▶ DATA EXTRACTS:
#####

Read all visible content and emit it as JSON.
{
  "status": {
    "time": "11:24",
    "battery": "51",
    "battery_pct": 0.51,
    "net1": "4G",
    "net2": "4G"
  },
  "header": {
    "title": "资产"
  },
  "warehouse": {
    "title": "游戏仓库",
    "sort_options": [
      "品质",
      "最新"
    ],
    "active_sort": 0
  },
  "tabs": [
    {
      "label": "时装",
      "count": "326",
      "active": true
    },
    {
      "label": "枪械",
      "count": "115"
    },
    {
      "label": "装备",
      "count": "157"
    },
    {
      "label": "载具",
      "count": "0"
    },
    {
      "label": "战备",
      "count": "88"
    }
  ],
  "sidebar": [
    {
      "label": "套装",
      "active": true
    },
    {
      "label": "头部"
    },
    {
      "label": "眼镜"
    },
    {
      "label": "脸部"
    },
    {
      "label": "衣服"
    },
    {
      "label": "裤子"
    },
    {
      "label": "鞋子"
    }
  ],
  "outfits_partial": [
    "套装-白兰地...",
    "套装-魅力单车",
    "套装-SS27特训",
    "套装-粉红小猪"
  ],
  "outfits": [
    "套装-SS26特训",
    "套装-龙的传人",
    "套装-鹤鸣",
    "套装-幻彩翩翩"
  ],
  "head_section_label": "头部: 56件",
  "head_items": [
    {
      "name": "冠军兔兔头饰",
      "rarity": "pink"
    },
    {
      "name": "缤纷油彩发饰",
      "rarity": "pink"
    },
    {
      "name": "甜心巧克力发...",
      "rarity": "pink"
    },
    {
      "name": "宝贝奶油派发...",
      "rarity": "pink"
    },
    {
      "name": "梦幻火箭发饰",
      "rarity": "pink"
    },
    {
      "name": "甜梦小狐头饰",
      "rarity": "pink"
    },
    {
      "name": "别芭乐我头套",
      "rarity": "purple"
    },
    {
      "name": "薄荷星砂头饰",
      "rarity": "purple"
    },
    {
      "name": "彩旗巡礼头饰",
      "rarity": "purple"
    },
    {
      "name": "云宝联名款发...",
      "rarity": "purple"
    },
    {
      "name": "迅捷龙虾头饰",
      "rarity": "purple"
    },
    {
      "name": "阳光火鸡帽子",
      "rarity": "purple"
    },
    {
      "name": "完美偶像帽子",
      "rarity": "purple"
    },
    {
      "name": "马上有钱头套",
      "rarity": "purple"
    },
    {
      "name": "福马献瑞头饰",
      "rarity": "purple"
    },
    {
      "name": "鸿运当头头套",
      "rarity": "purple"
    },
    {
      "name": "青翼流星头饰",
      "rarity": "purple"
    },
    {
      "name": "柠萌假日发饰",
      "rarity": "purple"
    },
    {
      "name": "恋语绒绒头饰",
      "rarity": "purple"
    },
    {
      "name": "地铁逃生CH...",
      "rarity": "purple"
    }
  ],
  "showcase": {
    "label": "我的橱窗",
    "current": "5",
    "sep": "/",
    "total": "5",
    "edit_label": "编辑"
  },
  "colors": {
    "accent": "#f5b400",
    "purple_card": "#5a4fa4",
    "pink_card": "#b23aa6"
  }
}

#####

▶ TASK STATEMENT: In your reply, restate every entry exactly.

▶ RESULT FOR THIS EXERCISE:
Read all visible content and emit it as JSON.
{
  "status": {
    "time": "11:24",
    "battery": "51",
    "battery_pct": 0.51,
    "net1": "4G",
    "net2": "4G"
  },
  "header": {
    "title": "资产"
  },
  "warehouse": {
    "title": "游戏仓库",
    "sort_options": [
      "品质",
      "最新"
    ],
    "active_sort": 0
  },
  "tabs": [
    {
      "label": "时装",
      "count": "326",
      "active": true
    },
    {
      "label": "枪械",
      "count": "115"
    },
    {
      "label": "装备",
      "count": "157"
    },
    {
      "label": "载具",
      "count": "0"
    },
    {
      "label": "战备",
      "count": "88"
    }
  ],
  "sidebar": [
    {
      "label": "套装",
      "active": true
    },
    {
      "label": "头部"
    },
    {
      "label": "眼镜"
    },
    {
      "label": "脸部"
    },
    {
      "label": "衣服"
    },
    {
      "label": "裤子"
    },
    {
      "label": "鞋子"
    }
  ],
  "outfits_partial": [
    "套装-白兰地...",
    "套装-魅力单车",
    "套装-SS27特训",
    "套装-粉红小猪"
  ],
  "outfits": [
    "套装-SS26特训",
    "套装-龙的传人",
    "套装-鹤鸣",
    "套装-幻彩翩翩"
  ],
  "head_section_label": "头部: 56件",
  "head_items": [
    {
      "name": "冠军兔兔头饰",
      "rarity": "pink"
    },
    {
      "name": "缤纷油彩发饰",
      "rarity": "pink"
    },
    {
      "name": "甜心巧克力发...",
      "rarity": "pink"
    },
    {
      "name": "宝贝奶油派发...",
      "rarity": "pink"
    },
    {
      "name": "梦幻火箭发饰",
      "rarity": "pink"
    },
    {
      "name": "甜梦小狐头饰",
      "rarity": "pink"
    },
    {
      "name": "别芭乐我头套",
      "rarity": "purple"
    },
    {
      "name": "薄荷星砂头饰",
      "rarity": "purple"
    },
    {
      "name": "彩旗巡礼头饰",
      "rarity": "purple"
    },
    {
      "name": "云宝联名款发...",
      "rarity": "purple"
    },
    {
      "name": "迅捷龙虾头饰",
      "rarity": "purple"
    },
    {
      "name": "阳光火鸡帽子",
      "rarity": "purple"
    },
    {
      "name": "完美偶像帽子",
      "rarity": "purple"
    },
    {
      "name": "马上有钱头套",
      "rarity": "purple"
    },
    {
      "name": "福马献瑞头饰",
      "rarity": "purple"
    },
    {
      "name": "鸿运当头头套",
      "rarity": "purple"
    },
    {
      "name": "青翼流星头饰",
      "rarity": "purple"
    },
    {
      "name": "柠萌假日发饰",
      "rarity": "purple"
    },
    {
      "name": "恋语绒绒头饰",
      "rarity": "purple"
    },
    {
      "name": "地铁逃生CH...",
      "rarity": "purple"
    }
  ],
  "showcase": {
    "label": "我的橱窗",
    "current": "5",
    "sep": "/",
    "total": "5",
    "edit_label": "编辑"
  },
  "colors": {
    "accent": "#f5b400",
    "purple_card": "#5a4fa4",
    "pink_card": "#b23aa6"
  }
}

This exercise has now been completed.